An image showing a protester holding a placard reading 'Glyphosate : license to kill'

Source: © Alain Pitton/NurPhoto/Getty Images

Public protests in France and elsewhere in Europe have applied political pressure to ban glyphosate

The French Agency for Food, Environmental and Occupational Health & Safety (ANSES) is banning more than half of the nation’s glyphosate-containing herbicide products. Of the 69 products currently available in France, 36 will be withdrawn from the market immediately and their use forbidden by the end of 2020, ‘due to a lack or absence of scientific data ruling out any genotoxic risk’. These products account for nearly 75% by weight of glyphosate-based products sold in France last year for agricultural and other uses.

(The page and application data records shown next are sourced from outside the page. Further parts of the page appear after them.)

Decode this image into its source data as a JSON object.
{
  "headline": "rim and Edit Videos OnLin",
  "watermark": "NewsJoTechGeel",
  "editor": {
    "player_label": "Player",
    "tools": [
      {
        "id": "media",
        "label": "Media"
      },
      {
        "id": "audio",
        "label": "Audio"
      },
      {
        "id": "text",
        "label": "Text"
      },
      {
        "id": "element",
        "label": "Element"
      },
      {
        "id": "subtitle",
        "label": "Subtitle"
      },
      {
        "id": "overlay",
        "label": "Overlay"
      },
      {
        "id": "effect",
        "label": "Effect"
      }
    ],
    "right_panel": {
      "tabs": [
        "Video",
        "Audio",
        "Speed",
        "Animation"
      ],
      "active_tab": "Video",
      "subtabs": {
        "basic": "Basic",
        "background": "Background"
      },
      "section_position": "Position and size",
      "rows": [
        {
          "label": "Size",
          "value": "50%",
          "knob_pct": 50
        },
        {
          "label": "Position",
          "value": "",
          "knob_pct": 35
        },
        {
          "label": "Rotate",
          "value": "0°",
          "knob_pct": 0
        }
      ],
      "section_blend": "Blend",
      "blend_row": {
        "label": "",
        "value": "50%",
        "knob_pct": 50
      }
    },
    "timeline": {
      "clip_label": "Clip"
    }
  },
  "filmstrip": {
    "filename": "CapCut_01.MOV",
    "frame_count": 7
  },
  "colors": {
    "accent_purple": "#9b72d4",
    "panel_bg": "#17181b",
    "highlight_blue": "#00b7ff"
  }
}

The ANSES also denied authorisation to four new products and said it will make its decision on three remaining products under review by the end of 2020.

The national regulation follows the European Union’s 2017 decision to renew glyphosate’s authorisation as an active ingredient in products for another five years.

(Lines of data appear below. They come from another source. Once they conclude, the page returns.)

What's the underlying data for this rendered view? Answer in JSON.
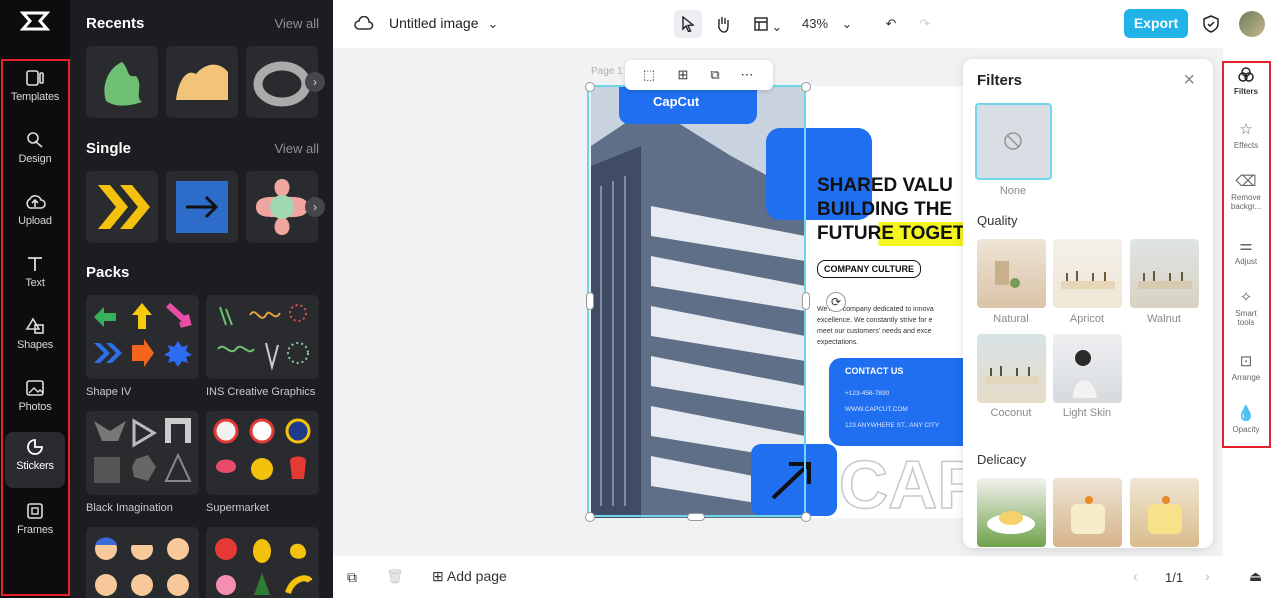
{
  "rail": {
    "items": [
      {
        "label": "Templates"
      },
      {
        "label": "Design"
      },
      {
        "label": "Upload"
      },
      {
        "label": "Text"
      },
      {
        "label": "Shapes"
      },
      {
        "label": "Photos"
      },
      {
        "label": "Stickers"
      },
      {
        "label": "Frames"
      }
    ]
  },
  "panel": {
    "recents_title": "Recents",
    "single_title": "Single",
    "packs_title": "Packs",
    "view_all": "View all",
    "packs": [
      {
        "label": "Shape IV"
      },
      {
        "label": "INS Creative Graphics"
      },
      {
        "label": "Black Imagination"
      },
      {
        "label": "Supermarket"
      }
    ]
  },
  "topbar": {
    "doc_title": "Untitled image",
    "zoom": "43%",
    "export_label": "Export"
  },
  "canvas": {
    "page_label": "Page 1",
    "brand": "CapCut",
    "headline": [
      "SHARED VALU",
      "BUILDING THE",
      "FUTURE TOGET"
    ],
    "badge": "COMPANY CULTURE",
    "body": [
      "We're a company dedicated to innova",
      "excellence. We constantly strive for e",
      "meet our customers' needs and exce",
      "expectations."
    ],
    "contact_title": "CONTACT US",
    "contact": [
      "+123-456-7890",
      "WWW.CAPCUT.COM",
      "123 ANYWHERE ST., ANY CITY"
    ],
    "big_text": "CAP"
  },
  "bottombar": {
    "add_page": "Add page",
    "pager": "1/1"
  },
  "filters": {
    "title": "Filters",
    "none_label": "None",
    "quality_title": "Quality",
    "quality": [
      {
        "label": "Natural"
      },
      {
        "label": "Apricot"
      },
      {
        "label": "Walnut"
      },
      {
        "label": "Coconut"
      },
      {
        "label": "Light Skin"
      }
    ],
    "delicacy_title": "Delicacy"
  },
  "tools": {
    "items": [
      {
        "label": "Filters"
      },
      {
        "label": "Effects"
      },
      {
        "label": "Remove backgr..."
      },
      {
        "label": "Adjust"
      },
      {
        "label": "Smart tools"
      },
      {
        "label": "Arrange"
      },
      {
        "label": "Opacity"
      }
    ]
  },
  "colors": {
    "accent": "#1fb3e8",
    "highlight": "#e5212c",
    "brand_blue": "#1f6ff0"
  }
}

‘In the European Union, active substances are approved at the EU level, but member states are in charge of deciding on the authorisation of the final products that contain these active substances,’ says Herman Lelieveldt from University College Roosevelt in the Netherlands. ‘French president [Emmanuel] Macron already announced that he would like to ban the substance in a couple of years, and only retracted from that after pressure from farmers. France is not the only member state wanting to do this.’ In 2018, France, Belgium, Greece, Luxembourg, Slovenia and Malta asked the EU Commission to investigate alternatives to glyphosate-based products.

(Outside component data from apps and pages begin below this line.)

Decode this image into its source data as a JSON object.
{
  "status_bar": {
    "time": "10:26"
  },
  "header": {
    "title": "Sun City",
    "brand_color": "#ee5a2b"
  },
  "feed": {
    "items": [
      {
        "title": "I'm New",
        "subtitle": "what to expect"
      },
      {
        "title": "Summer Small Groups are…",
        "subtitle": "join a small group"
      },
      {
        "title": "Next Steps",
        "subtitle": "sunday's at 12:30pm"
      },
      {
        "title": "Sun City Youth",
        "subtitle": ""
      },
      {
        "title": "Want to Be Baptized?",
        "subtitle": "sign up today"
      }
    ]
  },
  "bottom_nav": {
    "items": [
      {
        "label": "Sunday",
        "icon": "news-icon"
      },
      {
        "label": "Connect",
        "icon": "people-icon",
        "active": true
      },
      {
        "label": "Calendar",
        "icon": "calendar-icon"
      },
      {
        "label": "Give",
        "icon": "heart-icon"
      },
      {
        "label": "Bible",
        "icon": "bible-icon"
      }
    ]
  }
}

At the end of 2019, Austria fell short of an all-out ban, due to start in 2020, as the country did not provide the EU’s executive commission a draft of the law. Internal political negotiations within the country now leave it unclear what will happen next. The Netherlands was the first to ban non-commercial uses of glyphosate products in 2015 and Belgium followed suit in 2018. Both Czechia and Denmark have increased restrictions, while in Italy its use is banned from public areas and as a pre-harvest spray. In Bayer’s home country of Germany, an all-out ban on glyphosate use is expected by 2023.